Read through the lines below for the string "icon" and copy each one that has it.

(Interface dataset entries)
====
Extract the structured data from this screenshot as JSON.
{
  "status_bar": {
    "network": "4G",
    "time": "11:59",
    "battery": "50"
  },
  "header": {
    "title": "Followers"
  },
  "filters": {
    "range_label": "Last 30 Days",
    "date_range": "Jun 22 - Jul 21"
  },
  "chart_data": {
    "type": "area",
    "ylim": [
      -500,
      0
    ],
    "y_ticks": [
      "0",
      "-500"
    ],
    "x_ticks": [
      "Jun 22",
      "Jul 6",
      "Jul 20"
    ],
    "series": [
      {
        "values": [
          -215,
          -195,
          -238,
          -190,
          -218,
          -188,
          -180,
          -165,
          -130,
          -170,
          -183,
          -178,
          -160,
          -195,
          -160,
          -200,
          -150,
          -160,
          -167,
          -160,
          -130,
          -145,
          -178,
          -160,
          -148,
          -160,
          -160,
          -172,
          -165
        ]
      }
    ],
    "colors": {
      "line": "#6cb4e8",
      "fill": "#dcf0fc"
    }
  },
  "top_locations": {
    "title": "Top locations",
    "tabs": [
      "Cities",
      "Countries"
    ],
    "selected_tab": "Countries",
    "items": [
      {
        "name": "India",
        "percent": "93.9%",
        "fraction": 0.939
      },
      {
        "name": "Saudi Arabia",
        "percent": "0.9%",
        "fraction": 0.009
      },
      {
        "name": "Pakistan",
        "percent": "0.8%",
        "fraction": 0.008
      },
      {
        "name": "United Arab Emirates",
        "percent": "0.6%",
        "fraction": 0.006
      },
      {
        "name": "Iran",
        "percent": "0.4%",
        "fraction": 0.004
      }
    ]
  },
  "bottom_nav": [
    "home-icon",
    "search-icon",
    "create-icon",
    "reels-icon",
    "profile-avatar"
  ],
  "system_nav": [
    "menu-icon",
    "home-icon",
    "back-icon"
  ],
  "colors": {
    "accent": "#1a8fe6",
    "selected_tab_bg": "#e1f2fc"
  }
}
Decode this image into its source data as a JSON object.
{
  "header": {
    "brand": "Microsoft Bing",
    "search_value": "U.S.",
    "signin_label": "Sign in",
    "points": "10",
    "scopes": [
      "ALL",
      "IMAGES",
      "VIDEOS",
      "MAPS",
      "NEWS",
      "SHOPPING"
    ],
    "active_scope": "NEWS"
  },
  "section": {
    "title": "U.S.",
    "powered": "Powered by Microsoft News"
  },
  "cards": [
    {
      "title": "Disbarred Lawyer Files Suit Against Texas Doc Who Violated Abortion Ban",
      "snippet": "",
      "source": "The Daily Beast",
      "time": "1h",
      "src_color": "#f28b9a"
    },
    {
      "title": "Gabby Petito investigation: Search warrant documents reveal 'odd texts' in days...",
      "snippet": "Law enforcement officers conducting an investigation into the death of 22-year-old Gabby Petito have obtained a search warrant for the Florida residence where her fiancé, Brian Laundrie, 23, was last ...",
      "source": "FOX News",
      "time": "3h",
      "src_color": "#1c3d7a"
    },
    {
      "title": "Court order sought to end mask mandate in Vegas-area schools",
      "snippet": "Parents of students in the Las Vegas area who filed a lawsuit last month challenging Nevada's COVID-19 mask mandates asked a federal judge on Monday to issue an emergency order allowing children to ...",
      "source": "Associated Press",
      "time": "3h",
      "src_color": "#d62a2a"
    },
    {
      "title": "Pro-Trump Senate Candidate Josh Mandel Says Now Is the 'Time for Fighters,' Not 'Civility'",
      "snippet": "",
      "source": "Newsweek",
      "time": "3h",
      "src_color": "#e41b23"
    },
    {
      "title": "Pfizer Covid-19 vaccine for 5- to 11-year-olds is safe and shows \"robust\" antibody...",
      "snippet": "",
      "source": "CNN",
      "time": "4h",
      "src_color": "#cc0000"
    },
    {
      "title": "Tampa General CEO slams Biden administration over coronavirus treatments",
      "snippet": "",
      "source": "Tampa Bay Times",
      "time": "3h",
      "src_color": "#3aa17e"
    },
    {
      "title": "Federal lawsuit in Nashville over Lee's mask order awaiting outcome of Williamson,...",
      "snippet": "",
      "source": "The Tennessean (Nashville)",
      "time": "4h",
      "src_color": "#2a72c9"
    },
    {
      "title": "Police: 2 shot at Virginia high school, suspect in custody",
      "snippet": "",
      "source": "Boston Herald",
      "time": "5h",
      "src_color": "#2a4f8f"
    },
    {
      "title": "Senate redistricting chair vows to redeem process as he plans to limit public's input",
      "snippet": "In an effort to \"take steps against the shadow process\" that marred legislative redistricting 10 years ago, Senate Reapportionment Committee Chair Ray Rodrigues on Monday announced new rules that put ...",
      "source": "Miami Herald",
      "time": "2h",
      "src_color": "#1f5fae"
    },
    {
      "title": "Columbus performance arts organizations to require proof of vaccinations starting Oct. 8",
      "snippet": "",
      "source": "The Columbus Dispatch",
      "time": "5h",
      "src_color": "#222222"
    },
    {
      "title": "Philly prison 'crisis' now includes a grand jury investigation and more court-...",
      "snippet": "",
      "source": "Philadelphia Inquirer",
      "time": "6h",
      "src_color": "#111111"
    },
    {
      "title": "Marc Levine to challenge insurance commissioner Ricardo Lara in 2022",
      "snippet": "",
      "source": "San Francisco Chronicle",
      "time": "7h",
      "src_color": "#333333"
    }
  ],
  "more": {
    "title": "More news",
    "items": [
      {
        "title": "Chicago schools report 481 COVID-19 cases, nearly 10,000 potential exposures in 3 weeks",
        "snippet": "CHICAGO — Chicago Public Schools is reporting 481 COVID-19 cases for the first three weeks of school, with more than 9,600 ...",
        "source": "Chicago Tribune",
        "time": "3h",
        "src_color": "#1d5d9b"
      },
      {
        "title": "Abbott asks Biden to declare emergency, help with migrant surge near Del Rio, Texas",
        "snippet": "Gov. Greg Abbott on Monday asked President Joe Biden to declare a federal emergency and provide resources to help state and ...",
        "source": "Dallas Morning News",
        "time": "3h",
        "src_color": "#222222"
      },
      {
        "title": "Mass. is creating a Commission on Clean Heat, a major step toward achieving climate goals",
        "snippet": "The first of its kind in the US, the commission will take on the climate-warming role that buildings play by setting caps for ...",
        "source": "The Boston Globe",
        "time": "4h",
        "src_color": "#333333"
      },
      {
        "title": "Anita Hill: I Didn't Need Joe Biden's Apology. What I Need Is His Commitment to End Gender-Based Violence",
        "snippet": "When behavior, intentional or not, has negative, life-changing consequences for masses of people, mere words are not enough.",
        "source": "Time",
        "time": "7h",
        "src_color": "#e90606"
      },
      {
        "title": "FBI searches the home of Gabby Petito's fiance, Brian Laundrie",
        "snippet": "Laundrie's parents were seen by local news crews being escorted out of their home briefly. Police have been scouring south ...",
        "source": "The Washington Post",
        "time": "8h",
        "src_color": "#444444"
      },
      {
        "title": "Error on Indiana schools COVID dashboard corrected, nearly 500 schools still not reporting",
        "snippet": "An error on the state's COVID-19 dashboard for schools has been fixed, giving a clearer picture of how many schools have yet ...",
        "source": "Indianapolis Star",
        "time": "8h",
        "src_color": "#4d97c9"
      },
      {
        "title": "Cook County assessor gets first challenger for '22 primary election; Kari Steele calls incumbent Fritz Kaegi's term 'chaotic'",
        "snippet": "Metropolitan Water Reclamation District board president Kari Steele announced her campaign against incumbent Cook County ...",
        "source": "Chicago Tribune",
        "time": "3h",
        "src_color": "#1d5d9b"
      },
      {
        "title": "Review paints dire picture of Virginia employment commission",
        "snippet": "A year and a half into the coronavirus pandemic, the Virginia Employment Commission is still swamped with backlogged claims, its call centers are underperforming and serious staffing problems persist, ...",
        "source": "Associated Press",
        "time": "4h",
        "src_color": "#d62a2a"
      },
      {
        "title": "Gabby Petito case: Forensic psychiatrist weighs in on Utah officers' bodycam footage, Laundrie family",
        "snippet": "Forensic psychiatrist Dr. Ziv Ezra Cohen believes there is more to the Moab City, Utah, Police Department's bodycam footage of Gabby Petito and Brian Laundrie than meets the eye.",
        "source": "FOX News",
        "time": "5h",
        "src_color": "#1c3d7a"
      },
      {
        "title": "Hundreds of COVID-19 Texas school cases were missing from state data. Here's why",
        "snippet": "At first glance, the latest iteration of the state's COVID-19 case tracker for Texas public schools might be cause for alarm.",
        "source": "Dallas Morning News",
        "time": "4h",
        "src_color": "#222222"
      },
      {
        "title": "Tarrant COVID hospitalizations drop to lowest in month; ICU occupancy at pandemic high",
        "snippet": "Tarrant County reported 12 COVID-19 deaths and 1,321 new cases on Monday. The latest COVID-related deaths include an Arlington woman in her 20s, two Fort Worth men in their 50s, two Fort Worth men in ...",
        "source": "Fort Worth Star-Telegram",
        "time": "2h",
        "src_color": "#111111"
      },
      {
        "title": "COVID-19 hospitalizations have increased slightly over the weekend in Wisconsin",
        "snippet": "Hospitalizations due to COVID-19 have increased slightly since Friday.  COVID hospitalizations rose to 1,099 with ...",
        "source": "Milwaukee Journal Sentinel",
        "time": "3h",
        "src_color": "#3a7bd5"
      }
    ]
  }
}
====
Output.
    "home-icon",
    "search-icon",
    "create-icon",
    "reels-icon",
    "menu-icon",
    "home-icon",
    "back-icon"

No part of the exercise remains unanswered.